The Evergreen Tacoma campus works on integrating elements of social justice with entrepreneurial mindset and initiatives.

There are also 3 student-identified needs/opportunities to have entrepreneurial startups on campus:

  • No food resources.
  • Children into classrooms/daycare center.
  • Bookstore and gear.


  • Creating a Team of Teams to lead the process, integrated by members of Faculty, Students, Staff and Mondragon.
  • Developing and defining some of the aspects and worries raised in the Institute, e.g.:
    • Writing out the Leading Thoughts of Entrepreneurship at Evergreen and clarifying what are the “goals” the institution promotes, as to building a common description of what an Evergreen Entrepreneur is.
    • Further understanding and developing Evergreen Tacoma’s entrepreneurial spirit and initiatives, and integrating both campuses into this process.

It is vital to co-create and design the entrepreneurial interface at Evergreen with representation from all of the different agents involved in this process (students, faculty, staff, Mondragon) while adapting the knowledge and resources and making them our own (terminology, dynamics, structures).

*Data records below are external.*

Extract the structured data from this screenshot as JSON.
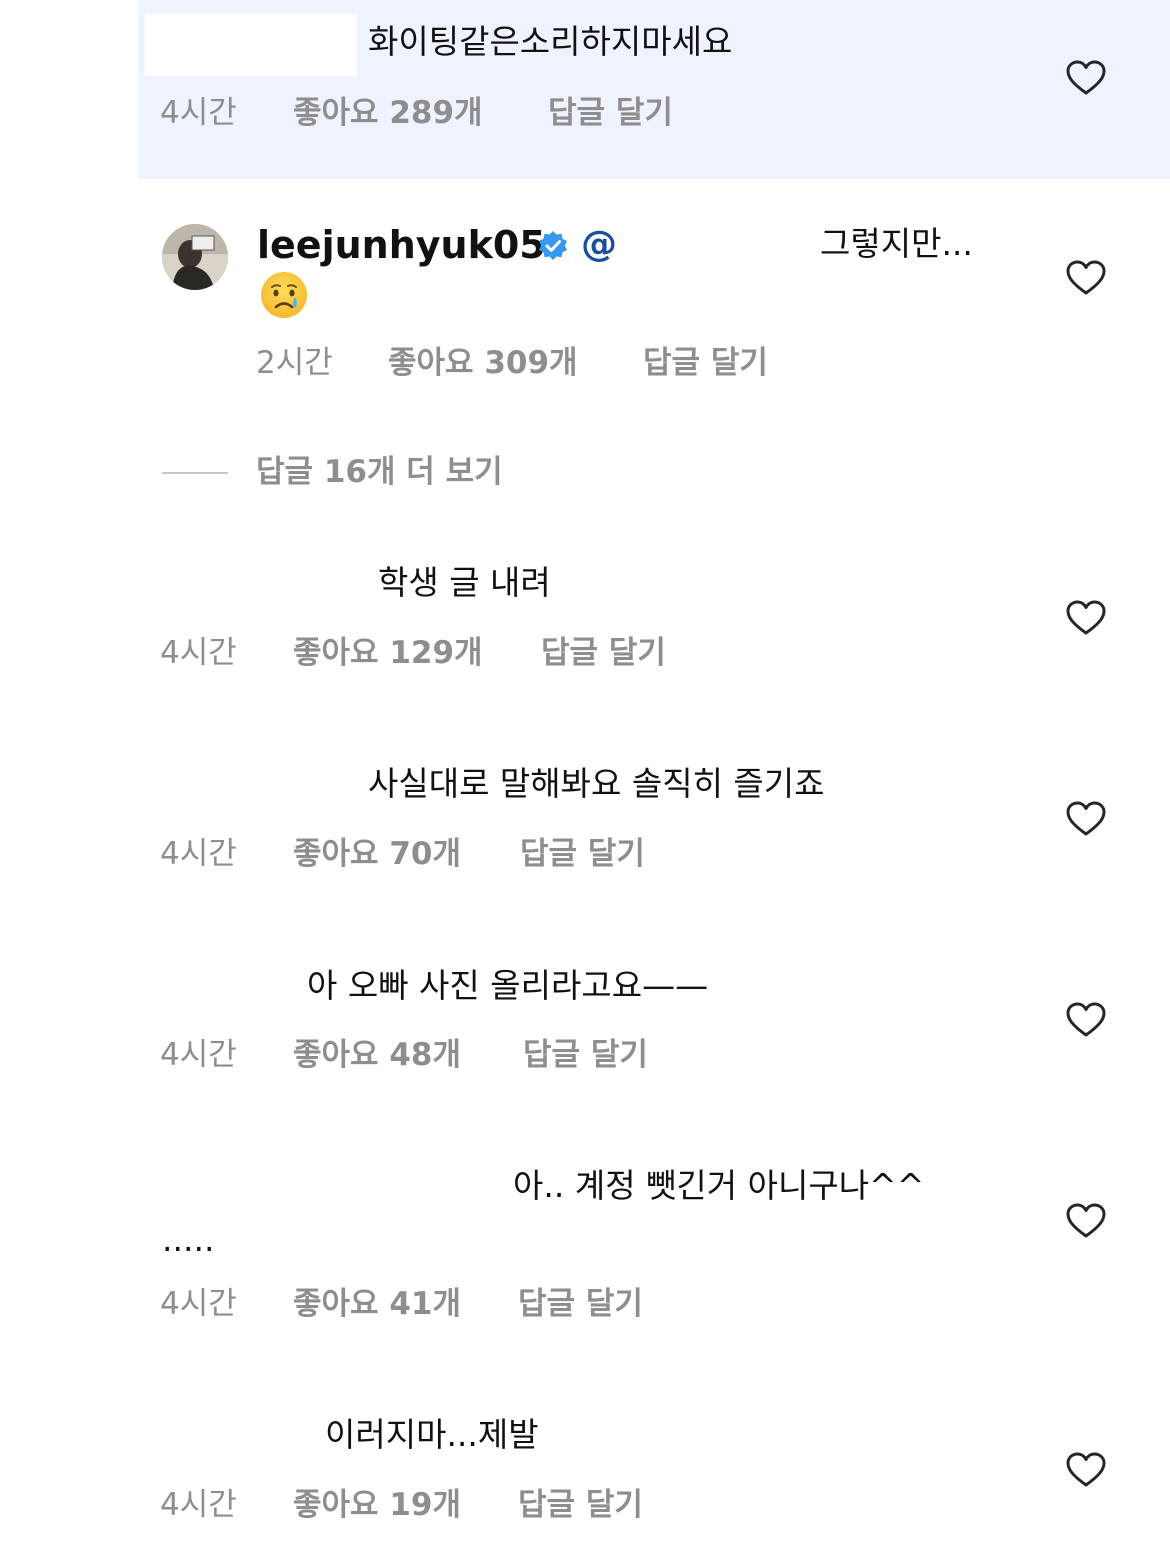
{
  "comments": [
    {
      "text": "화이팅같은소리하지마세요",
      "time": "4시간",
      "likes": "좋아요 289개",
      "reply": "답글 달기",
      "highlighted": true
    },
    {
      "username": "leejunhyuk05",
      "verified": true,
      "mention": "@",
      "text": "그렇지만...",
      "emoji": "crying-face",
      "time": "2시간",
      "likes": "좋아요 309개",
      "reply": "답글 달기"
    },
    {
      "text": "학생 글 내려",
      "time": "4시간",
      "likes": "좋아요 129개",
      "reply": "답글 달기"
    },
    {
      "text": "사실대로 말해봐요 솔직히 즐기죠",
      "time": "4시간",
      "likes": "좋아요 70개",
      "reply": "답글 달기"
    },
    {
      "text": "아 오빠 사진 올리라고요——",
      "time": "4시간",
      "likes": "좋아요 48개",
      "reply": "답글 달기"
    },
    {
      "text": "아.. 계정 뺏긴거 아니구나^^",
      "text_line2": ".....",
      "time": "4시간",
      "likes": "좋아요 41개",
      "reply": "답글 달기"
    },
    {
      "text": "이러지마...제발",
      "time": "4시간",
      "likes": "좋아요 19개",
      "reply": "답글 달기"
    }
  ],
  "view_replies": "답글 16개 더 보기",
  "icons": {
    "like": "heart-outline-icon",
    "verified": "verified-badge-icon"
  },
  "colors": {
    "highlight_background": "#eef3ff",
    "meta_text": "#8e8e8e",
    "verified_blue": "#3897f0"
  }
}
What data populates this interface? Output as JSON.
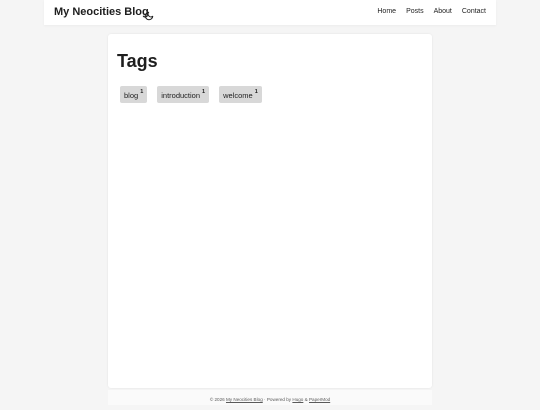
{
  "header": {
    "site_title": "My Neocities Blog",
    "theme_toggle_icon": "moon-icon",
    "nav": [
      {
        "label": "Home"
      },
      {
        "label": "Posts"
      },
      {
        "label": "About"
      },
      {
        "label": "Contact"
      }
    ]
  },
  "main": {
    "title": "Tags",
    "tags": [
      {
        "label": "blog",
        "count": "1"
      },
      {
        "label": "introduction",
        "count": "1"
      },
      {
        "label": "welcome",
        "count": "1"
      }
    ]
  },
  "footer": {
    "copyright": "© 2026",
    "site_link": "My Neocities Blog",
    "separator": " · Powered by ",
    "hugo_link": "Hugo",
    "amp": " & ",
    "theme_link": "PaperMod"
  }
}
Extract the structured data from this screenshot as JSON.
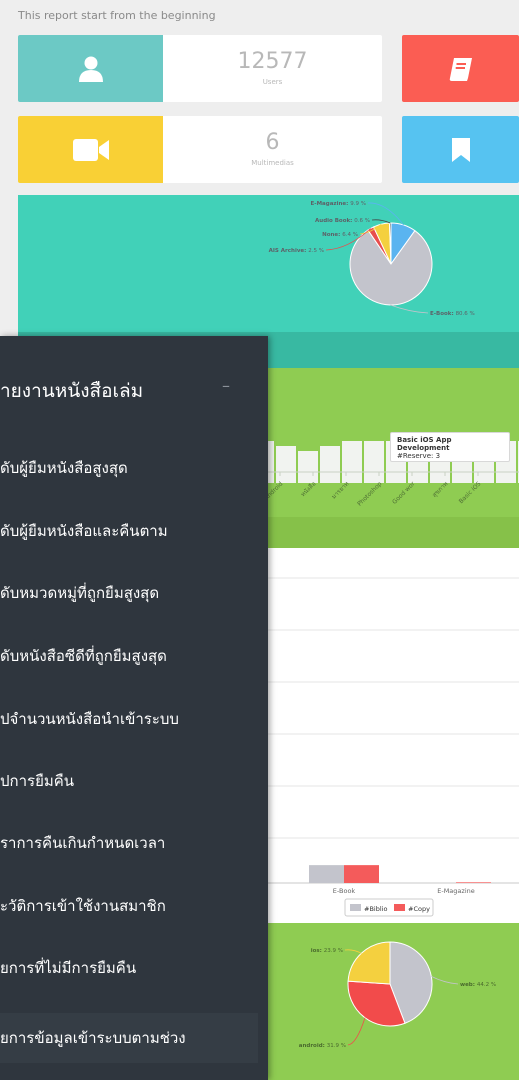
{
  "report": {
    "subtitle": "This report start from the beginning"
  },
  "stats": [
    {
      "value": "12577",
      "label": "Users",
      "icon": "user-icon",
      "color": "#6cc9c5"
    },
    {
      "value": "",
      "label": "",
      "icon": "book-icon",
      "color": "#fb5d53"
    },
    {
      "value": "6",
      "label": "Multimedias",
      "icon": "video-camera-icon",
      "color": "#f9d035"
    },
    {
      "value": "",
      "label": "",
      "icon": "bookmark-icon",
      "color": "#56c3f1"
    }
  ],
  "chart_data": [
    {
      "type": "pie",
      "categories": [
        "E-Book",
        "E-Magazine",
        "Audio Book",
        "None",
        "AIS Archive"
      ],
      "values": [
        80.6,
        9.9,
        0.6,
        6.4,
        2.5
      ],
      "labels": [
        "E-Book: 80.6 %",
        "E-Magazine: 9.9 %",
        "Audio Book: 0.6 %",
        "None: 6.4 %",
        "AIS Archive: 2.5 %"
      ],
      "colors": [
        "#c3c4cc",
        "#5ab4f0",
        "#444444",
        "#f4d03f",
        "#e84d4d"
      ]
    },
    {
      "type": "bar",
      "categories": [
        "Android",
        "หนังสือ",
        "มารยาท",
        "Photoshop",
        "Good wor",
        "สุขภาพ",
        "Basic iOS"
      ],
      "x_tick_labels": [
        "Android",
        "หนังสือ",
        "มารยาท",
        "Photoshop",
        "Good wor",
        "สุขภาพ",
        "Basic iOS"
      ],
      "tooltip": {
        "title": "Basic iOS App Development",
        "text": "#Reserve: 3"
      }
    },
    {
      "type": "bar",
      "categories": [
        "E-Book",
        "E-Magazine"
      ],
      "series": [
        {
          "name": "#Biblio",
          "values": [
            8,
            0
          ],
          "color": "#c3c4cc"
        },
        {
          "name": "#Copy",
          "values": [
            8,
            0.3
          ],
          "color": "#f45b5b"
        }
      ],
      "legend": "bottom-center"
    },
    {
      "type": "pie",
      "categories": [
        "web",
        "android",
        "ios"
      ],
      "values": [
        44.2,
        31.9,
        23.9
      ],
      "labels": [
        "web: 44.2 %",
        "android: 31.9 %",
        "ios: 23.9 %"
      ],
      "colors": [
        "#c3c4cc",
        "#f24b4b",
        "#f4d03f"
      ]
    }
  ],
  "menu": {
    "title": "ายงานหนังสือเล่ม",
    "collapse": "–",
    "items": [
      "ดับผู้ยืมหนังสือสูงสุด",
      "ดับผู้ยืมหนังสือและคืนตาม",
      "ดับหมวดหมู่ที่ถูกยืมสูงสุด",
      "ดับหนังสือซีดีที่ถูกยืมสูงสุด",
      "ปจำนวนหนังสือนำเข้าระบบ",
      "ปการยืมคืน",
      "ราการคืนเกินกำหนดเวลา",
      "ะวัติการเข้าใช้งานสมาชิก",
      "ยการที่ไม่มีการยืมคืน",
      "ยการข้อมูลเข้าระบบตามช่วง"
    ]
  }
}
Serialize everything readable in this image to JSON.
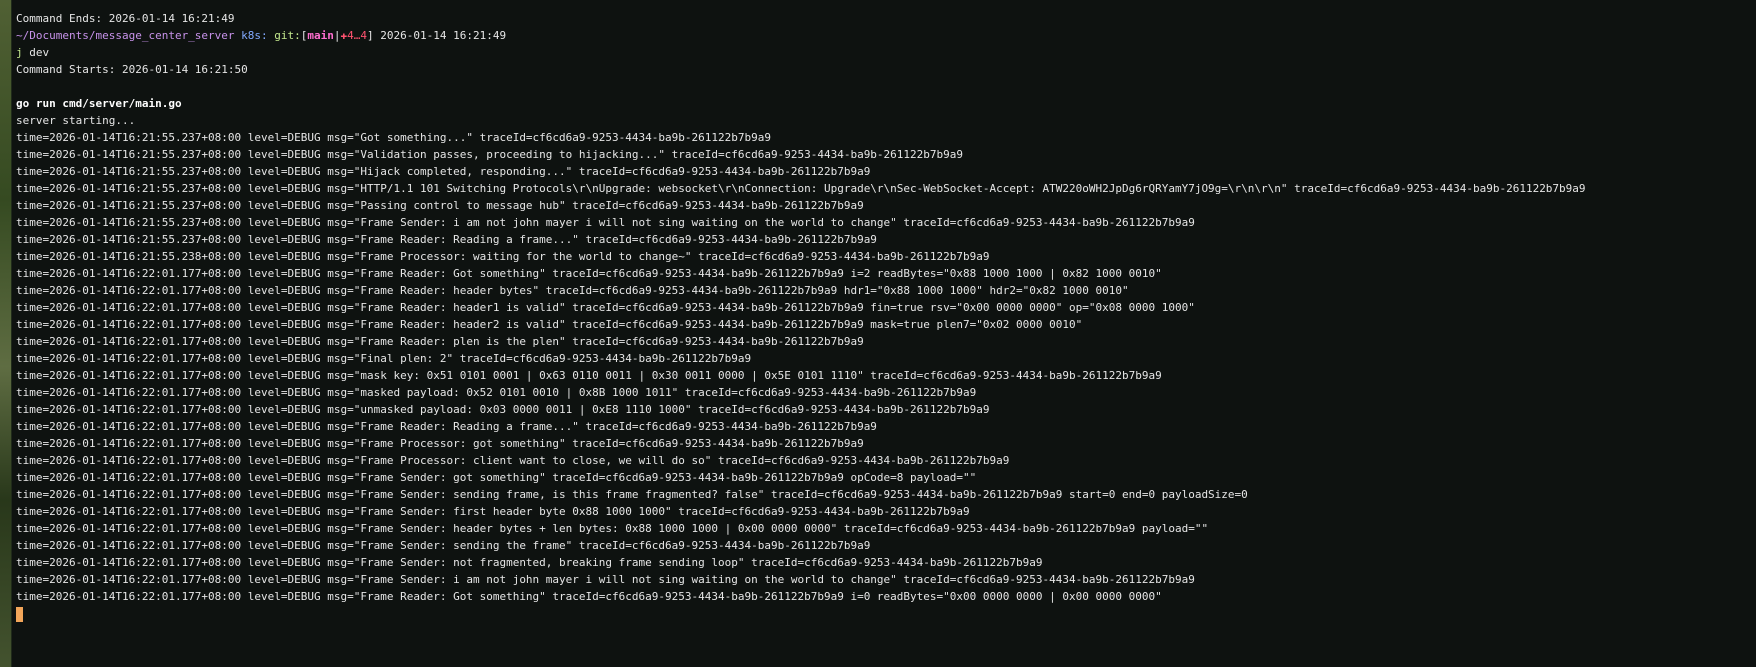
{
  "header": {
    "command_ends": "Command Ends: 2026-01-14 16:21:49",
    "prompt_path": "~/Documents/message_center_server",
    "prompt_k8s": "k8s:",
    "prompt_git": "git:",
    "prompt_branch": "main",
    "prompt_sep": "|",
    "prompt_dirty": "✚4…4",
    "prompt_time": "2026-01-14 16:21:49",
    "command_j": "j",
    "command_rest": " dev",
    "command_starts": "Command Starts: 2026-01-14 16:21:50"
  },
  "run": {
    "go_command": "go run cmd/server/main.go",
    "starting": "server starting..."
  },
  "log_lines": [
    "time=2026-01-14T16:21:55.237+08:00 level=DEBUG msg=\"Got something...\" traceId=cf6cd6a9-9253-4434-ba9b-261122b7b9a9",
    "time=2026-01-14T16:21:55.237+08:00 level=DEBUG msg=\"Validation passes, proceeding to hijacking...\" traceId=cf6cd6a9-9253-4434-ba9b-261122b7b9a9",
    "time=2026-01-14T16:21:55.237+08:00 level=DEBUG msg=\"Hijack completed, responding...\" traceId=cf6cd6a9-9253-4434-ba9b-261122b7b9a9",
    "time=2026-01-14T16:21:55.237+08:00 level=DEBUG msg=\"HTTP/1.1 101 Switching Protocols\\r\\nUpgrade: websocket\\r\\nConnection: Upgrade\\r\\nSec-WebSocket-Accept: ATW220oWH2JpDg6rQRYamY7jO9g=\\r\\n\\r\\n\" traceId=cf6cd6a9-9253-4434-ba9b-261122b7b9a9",
    "time=2026-01-14T16:21:55.237+08:00 level=DEBUG msg=\"Passing control to message hub\" traceId=cf6cd6a9-9253-4434-ba9b-261122b7b9a9",
    "time=2026-01-14T16:21:55.237+08:00 level=DEBUG msg=\"Frame Sender: i am not john mayer i will not sing waiting on the world to change\" traceId=cf6cd6a9-9253-4434-ba9b-261122b7b9a9",
    "time=2026-01-14T16:21:55.237+08:00 level=DEBUG msg=\"Frame Reader: Reading a frame...\" traceId=cf6cd6a9-9253-4434-ba9b-261122b7b9a9",
    "time=2026-01-14T16:21:55.238+08:00 level=DEBUG msg=\"Frame Processor: waiting for the world to change~\" traceId=cf6cd6a9-9253-4434-ba9b-261122b7b9a9",
    "time=2026-01-14T16:22:01.177+08:00 level=DEBUG msg=\"Frame Reader: Got something\" traceId=cf6cd6a9-9253-4434-ba9b-261122b7b9a9 i=2 readBytes=\"0x88 1000 1000 | 0x82 1000 0010\"",
    "time=2026-01-14T16:22:01.177+08:00 level=DEBUG msg=\"Frame Reader: header bytes\" traceId=cf6cd6a9-9253-4434-ba9b-261122b7b9a9 hdr1=\"0x88 1000 1000\" hdr2=\"0x82 1000 0010\"",
    "time=2026-01-14T16:22:01.177+08:00 level=DEBUG msg=\"Frame Reader: header1 is valid\" traceId=cf6cd6a9-9253-4434-ba9b-261122b7b9a9 fin=true rsv=\"0x00 0000 0000\" op=\"0x08 0000 1000\"",
    "time=2026-01-14T16:22:01.177+08:00 level=DEBUG msg=\"Frame Reader: header2 is valid\" traceId=cf6cd6a9-9253-4434-ba9b-261122b7b9a9 mask=true plen7=\"0x02 0000 0010\"",
    "time=2026-01-14T16:22:01.177+08:00 level=DEBUG msg=\"Frame Reader: plen is the plen\" traceId=cf6cd6a9-9253-4434-ba9b-261122b7b9a9",
    "time=2026-01-14T16:22:01.177+08:00 level=DEBUG msg=\"Final plen: 2\" traceId=cf6cd6a9-9253-4434-ba9b-261122b7b9a9",
    "time=2026-01-14T16:22:01.177+08:00 level=DEBUG msg=\"mask key: 0x51 0101 0001 | 0x63 0110 0011 | 0x30 0011 0000 | 0x5E 0101 1110\" traceId=cf6cd6a9-9253-4434-ba9b-261122b7b9a9",
    "time=2026-01-14T16:22:01.177+08:00 level=DEBUG msg=\"masked payload: 0x52 0101 0010 | 0x8B 1000 1011\" traceId=cf6cd6a9-9253-4434-ba9b-261122b7b9a9",
    "time=2026-01-14T16:22:01.177+08:00 level=DEBUG msg=\"unmasked payload: 0x03 0000 0011 | 0xE8 1110 1000\" traceId=cf6cd6a9-9253-4434-ba9b-261122b7b9a9",
    "time=2026-01-14T16:22:01.177+08:00 level=DEBUG msg=\"Frame Reader: Reading a frame...\" traceId=cf6cd6a9-9253-4434-ba9b-261122b7b9a9",
    "time=2026-01-14T16:22:01.177+08:00 level=DEBUG msg=\"Frame Processor: got something\" traceId=cf6cd6a9-9253-4434-ba9b-261122b7b9a9",
    "time=2026-01-14T16:22:01.177+08:00 level=DEBUG msg=\"Frame Processor: client want to close, we will do so\" traceId=cf6cd6a9-9253-4434-ba9b-261122b7b9a9",
    "time=2026-01-14T16:22:01.177+08:00 level=DEBUG msg=\"Frame Sender: got something\" traceId=cf6cd6a9-9253-4434-ba9b-261122b7b9a9 opCode=8 payload=\"\"",
    "time=2026-01-14T16:22:01.177+08:00 level=DEBUG msg=\"Frame Sender: sending frame, is this frame fragmented? false\" traceId=cf6cd6a9-9253-4434-ba9b-261122b7b9a9 start=0 end=0 payloadSize=0",
    "time=2026-01-14T16:22:01.177+08:00 level=DEBUG msg=\"Frame Sender: first header byte 0x88 1000 1000\" traceId=cf6cd6a9-9253-4434-ba9b-261122b7b9a9",
    "time=2026-01-14T16:22:01.177+08:00 level=DEBUG msg=\"Frame Sender: header bytes + len bytes: 0x88 1000 1000 | 0x00 0000 0000\" traceId=cf6cd6a9-9253-4434-ba9b-261122b7b9a9 payload=\"\"",
    "time=2026-01-14T16:22:01.177+08:00 level=DEBUG msg=\"Frame Sender: sending the frame\" traceId=cf6cd6a9-9253-4434-ba9b-261122b7b9a9",
    "time=2026-01-14T16:22:01.177+08:00 level=DEBUG msg=\"Frame Sender: not fragmented, breaking frame sending loop\" traceId=cf6cd6a9-9253-4434-ba9b-261122b7b9a9",
    "time=2026-01-14T16:22:01.177+08:00 level=DEBUG msg=\"Frame Sender: i am not john mayer i will not sing waiting on the world to change\" traceId=cf6cd6a9-9253-4434-ba9b-261122b7b9a9",
    "time=2026-01-14T16:22:01.177+08:00 level=DEBUG msg=\"Frame Reader: Got something\" traceId=cf6cd6a9-9253-4434-ba9b-261122b7b9a9 i=0 readBytes=\"0x00 0000 0000 | 0x00 0000 0000\""
  ],
  "colors": {
    "background": "#0e1210",
    "text": "#e6e6e6",
    "path": "#c792ea",
    "k8s": "#82aaff",
    "git": "#c3e88d",
    "branch": "#ff6fd0",
    "dirty": "#ff5370",
    "cursor": "#f2a65a"
  }
}
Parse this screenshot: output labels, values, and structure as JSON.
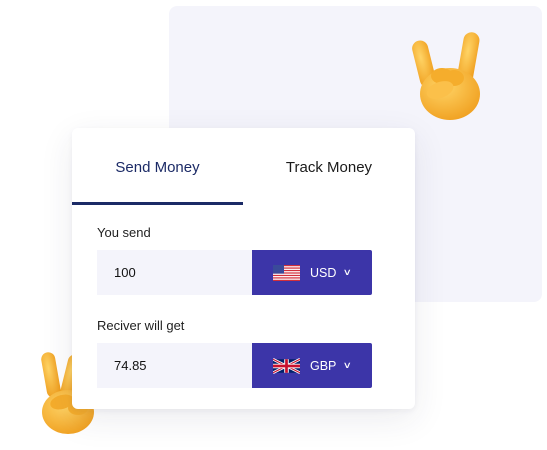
{
  "tabs": [
    {
      "label": "Send Money",
      "active": true
    },
    {
      "label": "Track Money",
      "active": false
    }
  ],
  "send": {
    "label": "You send",
    "amount": "100",
    "currency": "USD",
    "flag_icon": "us-flag-icon"
  },
  "receive": {
    "label": "Reciver will get",
    "amount": "74.85",
    "currency": "GBP",
    "flag_icon": "uk-flag-icon"
  },
  "colors": {
    "accent": "#3c35a8",
    "tab_active": "#1b2a66",
    "input_bg": "#f4f4fb",
    "emoji_skin": "#f7b53a"
  },
  "decorations": [
    "rock-hand-emoji-icon",
    "peace-hand-emoji-icon"
  ]
}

Our student Entrepreneurs form Abora, Mondragon University are the driving force behind the design of this Evergreen Entrepreneurship program. This is historically how our Evergreen programs have been designed. This website documents our Program design progress and design activities.

Evergreen Programs being designed by Evergreen Entrepreneurship Students, Evergreen Faculty and ABORA Mondragon University Entrepreneurs

Evergreen Programs being designed by Evergreen Entrepreneurship Students, Evergreen Faculty, Deans and Staff and ABORA Mondragon University Entrepreneurs


Gilda Sheppard

Ane Beitia

David McAvity

Lillian Adams

Cameron Hoadley

Marja Eloheimo (Community Herbalism Incubator for Fall)

Thea Pan

Chris Kai

John Beck

Nataly Salguero

Martha Rosemeyer

Martin Fernández de Labastida

Julen Rodríguez

Valeria Valverde

Pablo Gaztelu

Dion Gouws

David Meuhlesen

Scott Morgan

list not complete